75 years separate 3-year-old Yigal, whose eyes and mouth were filled with sand from burst sandbags torn apart during the War of Independence, and 78-year-old Yigal, who awoke to catastrophe on the morning of October 7, 2023. “On Saturday morning, when the rocket alerts began to sound, I didn’t feel like going into the safe room. I’m used to it. My wife insisted we go inside. When we began hearing gunshots approaching, I was sure it was IDF gunfire. Our power went out pretty quickly, we had no internet or TV, and we had no idea what was going on outside. It was only once we spoke on the phone with our children who don’t live on the kibbutz that we began to understand the scale of the horrors happening around us. It was terrifying.”

“We were saved by a miracle. I still can’t digest the magnitude of the miracle that happened here. Thanks to the kibbutz’s security coordinator Inbal Lieberman, and all the brave members of the civilian security team, Kibbutz Nir Am was almost completely unharmed.”
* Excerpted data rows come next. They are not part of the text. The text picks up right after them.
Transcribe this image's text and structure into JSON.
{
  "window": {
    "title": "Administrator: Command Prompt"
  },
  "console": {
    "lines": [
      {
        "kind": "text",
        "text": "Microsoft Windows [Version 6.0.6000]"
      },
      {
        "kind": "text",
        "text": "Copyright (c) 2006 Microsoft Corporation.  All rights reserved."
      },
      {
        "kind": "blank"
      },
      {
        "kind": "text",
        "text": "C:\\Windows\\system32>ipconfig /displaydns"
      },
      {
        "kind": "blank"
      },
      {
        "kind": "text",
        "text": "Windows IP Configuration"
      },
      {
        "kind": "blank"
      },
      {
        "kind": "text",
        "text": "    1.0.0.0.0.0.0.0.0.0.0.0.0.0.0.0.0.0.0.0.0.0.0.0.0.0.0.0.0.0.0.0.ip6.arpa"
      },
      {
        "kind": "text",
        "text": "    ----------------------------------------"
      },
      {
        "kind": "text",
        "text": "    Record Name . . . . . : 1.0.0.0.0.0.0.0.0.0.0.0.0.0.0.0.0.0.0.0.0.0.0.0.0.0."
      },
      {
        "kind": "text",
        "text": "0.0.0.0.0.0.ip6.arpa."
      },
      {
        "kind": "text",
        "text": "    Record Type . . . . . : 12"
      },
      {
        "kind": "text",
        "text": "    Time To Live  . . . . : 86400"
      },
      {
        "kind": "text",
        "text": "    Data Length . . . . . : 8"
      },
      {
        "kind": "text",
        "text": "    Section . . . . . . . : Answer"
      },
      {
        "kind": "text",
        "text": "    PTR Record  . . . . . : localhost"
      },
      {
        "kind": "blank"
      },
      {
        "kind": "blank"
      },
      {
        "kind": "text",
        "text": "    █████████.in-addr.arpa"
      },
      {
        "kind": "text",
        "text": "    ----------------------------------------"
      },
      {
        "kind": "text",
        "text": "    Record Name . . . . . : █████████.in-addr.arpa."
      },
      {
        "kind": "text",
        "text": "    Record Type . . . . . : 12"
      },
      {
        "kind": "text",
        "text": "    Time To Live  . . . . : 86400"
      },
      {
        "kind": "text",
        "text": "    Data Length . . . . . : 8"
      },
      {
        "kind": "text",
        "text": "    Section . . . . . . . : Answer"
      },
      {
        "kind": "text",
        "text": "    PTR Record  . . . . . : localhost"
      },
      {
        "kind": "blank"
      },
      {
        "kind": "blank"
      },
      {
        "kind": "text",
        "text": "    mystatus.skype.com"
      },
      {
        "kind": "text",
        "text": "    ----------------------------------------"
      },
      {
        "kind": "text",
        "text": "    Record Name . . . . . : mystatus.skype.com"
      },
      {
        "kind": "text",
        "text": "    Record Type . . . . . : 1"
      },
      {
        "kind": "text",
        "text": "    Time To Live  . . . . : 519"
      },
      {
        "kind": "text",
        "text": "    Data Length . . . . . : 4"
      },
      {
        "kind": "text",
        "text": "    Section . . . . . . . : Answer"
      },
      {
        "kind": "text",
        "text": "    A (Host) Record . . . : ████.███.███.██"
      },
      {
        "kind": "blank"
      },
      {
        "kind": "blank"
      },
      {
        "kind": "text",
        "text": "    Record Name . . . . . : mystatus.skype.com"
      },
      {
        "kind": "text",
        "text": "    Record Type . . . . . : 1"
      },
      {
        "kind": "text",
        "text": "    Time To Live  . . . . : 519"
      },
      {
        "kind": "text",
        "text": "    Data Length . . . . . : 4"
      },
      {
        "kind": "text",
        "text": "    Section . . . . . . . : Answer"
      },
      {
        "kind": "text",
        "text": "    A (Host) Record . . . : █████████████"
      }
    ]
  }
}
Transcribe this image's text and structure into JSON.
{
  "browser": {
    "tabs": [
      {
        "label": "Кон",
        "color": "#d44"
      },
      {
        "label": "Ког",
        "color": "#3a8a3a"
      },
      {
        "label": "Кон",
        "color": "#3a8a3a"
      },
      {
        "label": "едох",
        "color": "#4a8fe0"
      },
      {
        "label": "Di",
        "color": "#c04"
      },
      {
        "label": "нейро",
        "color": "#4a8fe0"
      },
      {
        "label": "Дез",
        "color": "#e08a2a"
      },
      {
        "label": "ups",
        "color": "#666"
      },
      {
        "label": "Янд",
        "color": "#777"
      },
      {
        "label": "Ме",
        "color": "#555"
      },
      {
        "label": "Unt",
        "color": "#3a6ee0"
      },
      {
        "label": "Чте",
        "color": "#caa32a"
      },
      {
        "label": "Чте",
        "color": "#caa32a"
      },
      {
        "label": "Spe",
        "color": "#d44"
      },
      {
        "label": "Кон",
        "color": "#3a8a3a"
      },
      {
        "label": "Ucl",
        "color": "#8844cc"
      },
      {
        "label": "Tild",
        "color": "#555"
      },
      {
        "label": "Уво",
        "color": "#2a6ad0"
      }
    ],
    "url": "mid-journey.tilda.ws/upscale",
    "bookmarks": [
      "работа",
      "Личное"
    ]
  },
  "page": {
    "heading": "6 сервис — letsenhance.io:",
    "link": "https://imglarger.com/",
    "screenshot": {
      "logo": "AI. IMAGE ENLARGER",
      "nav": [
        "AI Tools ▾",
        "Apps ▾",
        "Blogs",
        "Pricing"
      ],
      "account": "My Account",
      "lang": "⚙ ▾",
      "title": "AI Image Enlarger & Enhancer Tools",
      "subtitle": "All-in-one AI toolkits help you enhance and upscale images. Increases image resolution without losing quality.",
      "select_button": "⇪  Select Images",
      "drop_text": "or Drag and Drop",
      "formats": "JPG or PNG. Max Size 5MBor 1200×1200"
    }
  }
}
Yigal also has some positive memories from his time as a refugee in Tel Aviv: He remembers the excellent ice cream shop; “Whitman,” where his mother took him to eat on the busy street; and the movies they went to see in the theater – things he had never experienced on the kibbutz.

Will the current ongoing evacuation be only a temporary experience for this new generation of displaced Nir Am children? Will they return to build an even stronger community after this is all over? What memories will remain with them from this period?

 

This article is part of our special series: “Life on the Border: A Tribute to the Communities of the Gaza Border Region”

Click here to see all of the articles and stories